— Work instructions —
Output must match the records, character for character.
═══ Data ═══
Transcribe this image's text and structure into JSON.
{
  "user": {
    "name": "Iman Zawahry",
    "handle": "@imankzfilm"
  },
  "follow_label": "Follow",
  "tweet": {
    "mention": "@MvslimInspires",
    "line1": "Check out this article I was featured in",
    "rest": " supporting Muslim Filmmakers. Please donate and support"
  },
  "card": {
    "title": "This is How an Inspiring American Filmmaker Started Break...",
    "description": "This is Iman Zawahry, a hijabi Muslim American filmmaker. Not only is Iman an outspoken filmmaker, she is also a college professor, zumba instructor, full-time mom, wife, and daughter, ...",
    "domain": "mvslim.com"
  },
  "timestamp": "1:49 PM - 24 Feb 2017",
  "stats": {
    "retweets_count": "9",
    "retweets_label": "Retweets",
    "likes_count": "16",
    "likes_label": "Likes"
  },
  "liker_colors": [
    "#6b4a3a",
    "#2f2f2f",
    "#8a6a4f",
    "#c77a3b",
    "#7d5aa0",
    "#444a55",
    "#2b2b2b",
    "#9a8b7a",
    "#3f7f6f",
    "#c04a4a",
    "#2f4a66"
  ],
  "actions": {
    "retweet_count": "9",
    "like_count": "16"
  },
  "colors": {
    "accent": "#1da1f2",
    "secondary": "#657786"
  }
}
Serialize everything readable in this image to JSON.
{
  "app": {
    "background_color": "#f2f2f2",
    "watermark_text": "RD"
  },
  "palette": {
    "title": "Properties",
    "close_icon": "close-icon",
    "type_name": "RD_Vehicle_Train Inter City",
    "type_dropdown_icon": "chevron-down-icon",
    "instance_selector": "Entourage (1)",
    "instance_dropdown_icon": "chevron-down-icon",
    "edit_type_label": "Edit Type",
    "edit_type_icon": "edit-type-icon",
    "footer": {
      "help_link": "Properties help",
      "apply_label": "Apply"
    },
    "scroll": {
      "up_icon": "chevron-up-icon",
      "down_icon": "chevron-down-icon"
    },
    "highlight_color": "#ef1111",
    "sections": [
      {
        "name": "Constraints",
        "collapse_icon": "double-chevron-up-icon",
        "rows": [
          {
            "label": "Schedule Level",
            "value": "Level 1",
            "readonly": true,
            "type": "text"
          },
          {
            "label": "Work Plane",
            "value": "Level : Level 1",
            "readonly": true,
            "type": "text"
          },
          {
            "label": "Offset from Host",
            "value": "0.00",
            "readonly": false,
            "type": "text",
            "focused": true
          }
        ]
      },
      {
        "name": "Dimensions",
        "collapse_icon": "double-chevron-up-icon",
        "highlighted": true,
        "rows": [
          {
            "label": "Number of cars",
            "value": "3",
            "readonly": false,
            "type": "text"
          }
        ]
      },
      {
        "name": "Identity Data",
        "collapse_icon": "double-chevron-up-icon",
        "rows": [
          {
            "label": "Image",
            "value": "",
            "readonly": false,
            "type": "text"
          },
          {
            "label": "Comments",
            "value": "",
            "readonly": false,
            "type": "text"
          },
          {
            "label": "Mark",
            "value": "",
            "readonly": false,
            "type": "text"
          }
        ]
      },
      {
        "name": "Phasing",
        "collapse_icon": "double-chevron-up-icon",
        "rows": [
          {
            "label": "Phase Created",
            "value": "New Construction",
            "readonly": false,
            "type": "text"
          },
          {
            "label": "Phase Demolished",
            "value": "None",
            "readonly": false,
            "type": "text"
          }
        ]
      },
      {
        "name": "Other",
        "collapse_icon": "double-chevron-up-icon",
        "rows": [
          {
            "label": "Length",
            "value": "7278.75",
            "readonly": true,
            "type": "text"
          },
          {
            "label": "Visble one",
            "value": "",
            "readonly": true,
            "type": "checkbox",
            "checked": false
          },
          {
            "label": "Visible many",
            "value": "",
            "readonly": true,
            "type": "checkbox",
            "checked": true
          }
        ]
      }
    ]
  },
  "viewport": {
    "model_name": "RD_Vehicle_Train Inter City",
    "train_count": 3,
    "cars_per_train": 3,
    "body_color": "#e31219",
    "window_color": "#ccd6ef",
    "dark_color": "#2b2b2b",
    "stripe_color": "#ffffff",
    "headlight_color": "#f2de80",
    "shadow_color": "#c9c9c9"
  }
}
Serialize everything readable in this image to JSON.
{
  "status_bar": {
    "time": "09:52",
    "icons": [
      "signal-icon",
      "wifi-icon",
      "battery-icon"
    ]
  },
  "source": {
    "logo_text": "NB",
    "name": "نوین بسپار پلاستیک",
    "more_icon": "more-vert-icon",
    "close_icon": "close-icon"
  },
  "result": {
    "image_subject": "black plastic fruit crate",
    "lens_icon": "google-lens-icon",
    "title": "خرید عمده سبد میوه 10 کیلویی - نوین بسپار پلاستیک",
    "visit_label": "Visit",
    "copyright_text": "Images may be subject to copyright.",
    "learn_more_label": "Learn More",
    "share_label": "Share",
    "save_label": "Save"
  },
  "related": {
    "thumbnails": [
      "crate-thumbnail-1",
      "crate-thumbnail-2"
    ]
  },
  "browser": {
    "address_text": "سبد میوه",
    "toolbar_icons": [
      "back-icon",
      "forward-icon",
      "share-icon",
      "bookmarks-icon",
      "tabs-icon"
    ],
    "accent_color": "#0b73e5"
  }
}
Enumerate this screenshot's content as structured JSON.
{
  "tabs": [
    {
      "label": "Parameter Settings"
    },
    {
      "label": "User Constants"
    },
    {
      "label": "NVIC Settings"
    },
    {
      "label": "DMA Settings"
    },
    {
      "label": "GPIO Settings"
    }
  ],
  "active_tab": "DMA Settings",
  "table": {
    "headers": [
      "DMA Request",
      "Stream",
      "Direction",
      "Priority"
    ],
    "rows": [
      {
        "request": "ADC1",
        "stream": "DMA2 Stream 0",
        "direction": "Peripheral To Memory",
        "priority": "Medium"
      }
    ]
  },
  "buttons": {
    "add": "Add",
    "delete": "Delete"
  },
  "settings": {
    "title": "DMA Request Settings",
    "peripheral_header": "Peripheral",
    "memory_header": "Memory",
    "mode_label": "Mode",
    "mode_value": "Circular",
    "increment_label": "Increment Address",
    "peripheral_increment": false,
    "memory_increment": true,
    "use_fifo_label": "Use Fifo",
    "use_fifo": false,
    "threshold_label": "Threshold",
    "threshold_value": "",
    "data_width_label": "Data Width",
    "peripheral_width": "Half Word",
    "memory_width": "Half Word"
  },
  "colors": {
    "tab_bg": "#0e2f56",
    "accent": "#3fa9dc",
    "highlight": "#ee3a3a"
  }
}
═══
— Answer below —
Transcribe this image's text and structure into JSON.
{
  "user": {
    "name": "Iman Zawahry",
    "handle": "@imankzfilm"
  },
  "follow_label": "Follow",
  "tweet": {
    "mention": "@MvslimInspires",
    "line1": "Check out this article I was featured in",
    "rest": " supporting Muslim Filmmakers. Please donate and support"
  },
  "card": {
    "title": "This is How an Inspiring American Filmmaker Started Break...",
    "description": "This is Iman Zawahry, a hijabi Muslim American filmmaker. Not only is Iman an outspoken filmmaker, she is also a college professor, zumba instructor, full-time mom, wife, and daughter, ...",
    "domain": "mvslim.com"
  },
  "timestamp": "1:49 PM - 24 Feb 2017",
  "stats": {
    "retweets_count": "9",
    "retweets_label": "Retweets",
    "likes_count": "16",
    "likes_label": "Likes"
  },
  "liker_colors": [
    "#6b4a3a",
    "#2f2f2f",
    "#8a6a4f",
    "#c77a3b",
    "#7d5aa0",
    "#444a55",
    "#2b2b2b",
    "#9a8b7a",
    "#3f7f6f",
    "#c04a4a",
    "#2f4a66"
  ],
  "actions": {
    "retweet_count": "9",
    "like_count": "16"
  },
  "colors": {
    "accent": "#1da1f2",
    "secondary": "#657786"
  }
}
Serialize everything readable in this image to JSON.
{
  "app": {
    "background_color": "#f2f2f2",
    "watermark_text": "RD"
  },
  "palette": {
    "title": "Properties",
    "close_icon": "close-icon",
    "type_name": "RD_Vehicle_Train Inter City",
    "type_dropdown_icon": "chevron-down-icon",
    "instance_selector": "Entourage (1)",
    "instance_dropdown_icon": "chevron-down-icon",
    "edit_type_label": "Edit Type",
    "edit_type_icon": "edit-type-icon",
    "footer": {
      "help_link": "Properties help",
      "apply_label": "Apply"
    },
    "scroll": {
      "up_icon": "chevron-up-icon",
      "down_icon": "chevron-down-icon"
    },
    "highlight_color": "#ef1111",
    "sections": [
      {
        "name": "Constraints",
        "collapse_icon": "double-chevron-up-icon",
        "rows": [
          {
            "label": "Schedule Level",
            "value": "Level 1",
            "readonly": true,
            "type": "text"
          },
          {
            "label": "Work Plane",
            "value": "Level : Level 1",
            "readonly": true,
            "type": "text"
          },
          {
            "label": "Offset from Host",
            "value": "0.00",
            "readonly": false,
            "type": "text",
            "focused": true
          }
        ]
      },
      {
        "name": "Dimensions",
        "collapse_icon": "double-chevron-up-icon",
        "highlighted": true,
        "rows": [
          {
            "label": "Number of cars",
            "value": "3",
            "readonly": false,
            "type": "text"
          }
        ]
      },
      {
        "name": "Identity Data",
        "collapse_icon": "double-chevron-up-icon",
        "rows": [
          {
            "label": "Image",
            "value": "",
            "readonly": false,
            "type": "text"
          },
          {
            "label": "Comments",
            "value": "",
            "readonly": false,
            "type": "text"
          },
          {
            "label": "Mark",
            "value": "",
            "readonly": false,
            "type": "text"
          }
        ]
      },
      {
        "name": "Phasing",
        "collapse_icon": "double-chevron-up-icon",
        "rows": [
          {
            "label": "Phase Created",
            "value": "New Construction",
            "readonly": false,
            "type": "text"
          },
          {
            "label": "Phase Demolished",
            "value": "None",
            "readonly": false,
            "type": "text"
          }
        ]
      },
      {
        "name": "Other",
        "collapse_icon": "double-chevron-up-icon",
        "rows": [
          {
            "label": "Length",
            "value": "7278.75",
            "readonly": true,
            "type": "text"
          },
          {
            "label": "Visble one",
            "value": "",
            "readonly": true,
            "type": "checkbox",
            "checked": false
          },
          {
            "label": "Visible many",
            "value": "",
            "readonly": true,
            "type": "checkbox",
            "checked": true
          }
        ]
      }
    ]
  },
  "viewport": {
    "model_name": "RD_Vehicle_Train Inter City",
    "train_count": 3,
    "cars_per_train": 3,
    "body_color": "#e31219",
    "window_color": "#ccd6ef",
    "dark_color": "#2b2b2b",
    "stripe_color": "#ffffff",
    "headlight_color": "#f2de80",
    "shadow_color": "#c9c9c9"
  }
}
Serialize everything readable in this image to JSON.
{
  "status_bar": {
    "time": "09:52",
    "icons": [
      "signal-icon",
      "wifi-icon",
      "battery-icon"
    ]
  },
  "source": {
    "logo_text": "NB",
    "name": "نوین بسپار پلاستیک",
    "more_icon": "more-vert-icon",
    "close_icon": "close-icon"
  },
  "result": {
    "image_subject": "black plastic fruit crate",
    "lens_icon": "google-lens-icon",
    "title": "خرید عمده سبد میوه 10 کیلویی - نوین بسپار پلاستیک",
    "visit_label": "Visit",
    "copyright_text": "Images may be subject to copyright.",
    "learn_more_label": "Learn More",
    "share_label": "Share",
    "save_label": "Save"
  },
  "related": {
    "thumbnails": [
      "crate-thumbnail-1",
      "crate-thumbnail-2"
    ]
  },
  "browser": {
    "address_text": "سبد میوه",
    "toolbar_icons": [
      "back-icon",
      "forward-icon",
      "share-icon",
      "bookmarks-icon",
      "tabs-icon"
    ],
    "accent_color": "#0b73e5"
  }
}
Enumerate this screenshot's content as structured JSON.
{
  "tabs": [
    {
      "label": "Parameter Settings"
    },
    {
      "label": "User Constants"
    },
    {
      "label": "NVIC Settings"
    },
    {
      "label": "DMA Settings"
    },
    {
      "label": "GPIO Settings"
    }
  ],
  "active_tab": "DMA Settings",
  "table": {
    "headers": [
      "DMA Request",
      "Stream",
      "Direction",
      "Priority"
    ],
    "rows": [
      {
        "request": "ADC1",
        "stream": "DMA2 Stream 0",
        "direction": "Peripheral To Memory",
        "priority": "Medium"
      }
    ]
  },
  "buttons": {
    "add": "Add",
    "delete": "Delete"
  },
  "settings": {
    "title": "DMA Request Settings",
    "peripheral_header": "Peripheral",
    "memory_header": "Memory",
    "mode_label": "Mode",
    "mode_value": "Circular",
    "increment_label": "Increment Address",
    "peripheral_increment": false,
    "memory_increment": true,
    "use_fifo_label": "Use Fifo",
    "use_fifo": false,
    "threshold_label": "Threshold",
    "threshold_value": "",
    "data_width_label": "Data Width",
    "peripheral_width": "Half Word",
    "memory_width": "Half Word"
  },
  "colors": {
    "tab_bg": "#0e2f56",
    "accent": "#3fa9dc",
    "highlight": "#ee3a3a"
  }
}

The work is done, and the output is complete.